I am very grateful to the kindness of the children's book community. My #1 piece of advice for writers is don't waste any time getting to know your tribe. You will enjoy trying to help each other succeed. I joined the Society of Children's Book Writers and Illustrators, which hosts regular writing conferences, contest and book promotion opportunities. I learned a lot about writing through programs and classes launched by writers. I studied basic techniques through classes and workshops with Mira Reisberg, Kristen Fulton and Susanna Hill. I found my agent on Julie Hedlund's 12 X12 group. I tested manuscripts on Miranda Paul's Rate Your Story. I received inspiration and support on Tara Lazar's Storystorm, Paula Yoo's Napibowriwee, Carrie Charley Brown's ReFoReMo and benefited from ongoing feedback from terrific critique partners.

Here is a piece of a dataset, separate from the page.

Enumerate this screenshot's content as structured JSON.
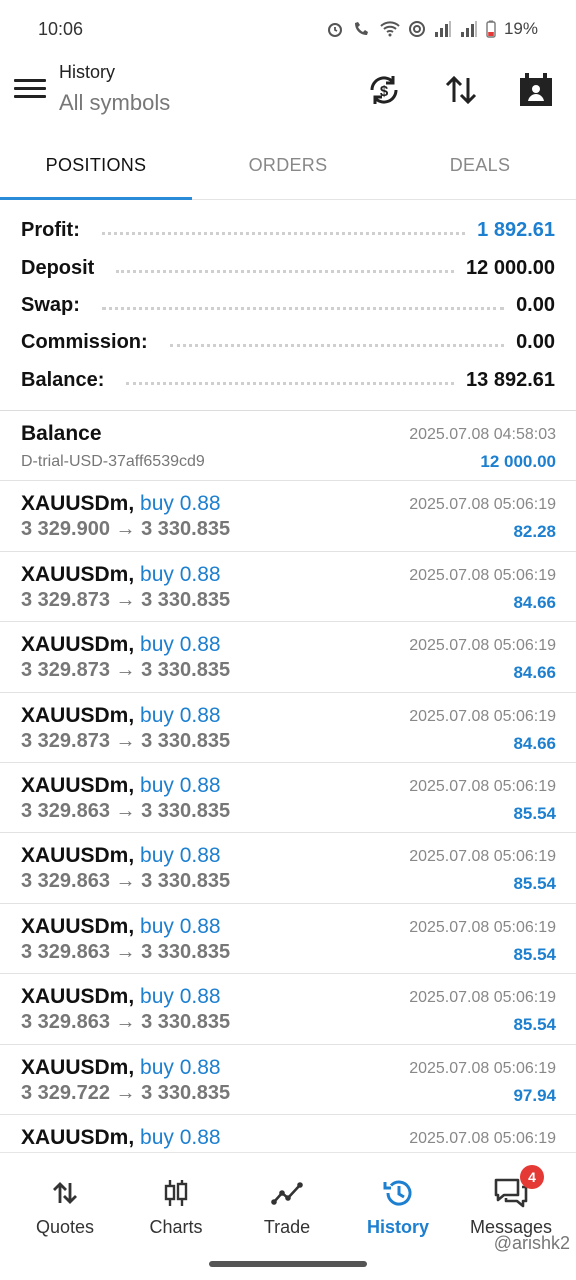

I understand that you’ve created a Move Your Own Mountain challenge along with the book. Can you share a little more about it?
It's my dream that children will be inspired to find a way to "move a mountain" in their communities in the spirit of Manjhi. I've created a Move Your Own Mountain page on my website, nancychurnin.com. I want to celebrate what kids are doing to make a positive difference and for kids to inspire each other with good ideas.
One of my favorites so far is the Friendship Bench. Kids designate a bench at recess as the Friendship Bench. If a child doesn't have someone to play with, the child sits on the friendship bench. The others know to keep an eye on the bench and if they see someone there, they rush to get that person and include him or her in their game. I like to think that Manjhi would have approved!
Anything else you would like to share with our readers?
I so enjoyed learning about the beauty of India and delicious food through Manjhi's journey. I am so excited to share that with the kids through Danny's book illustrations and the recipe for roti, printed with permission of Manjula Jain of manjulaskitchen.com, in the free Teachers Guide.
I am also thrilled to have 'Manjhi Moves a Mountain' featured on KitaabWorld. It is so important for as many children as possible to have stories that open their hearts to the rich culture of South Asia. I admire this mission to enlighten, which is, in its own way, chiseling its way through a barrier of ignorance that keeps too many of us apart. I am so proud to have 'Manjhi Moves a Mountain' part of this collection. I want to thank KitaabWorld and to everyone who helps in the work to get all the stories in this catalog in the hands of as many children as possible.
Thank you Nancy, and may you inspire many children to move their own mountains and write their own stories!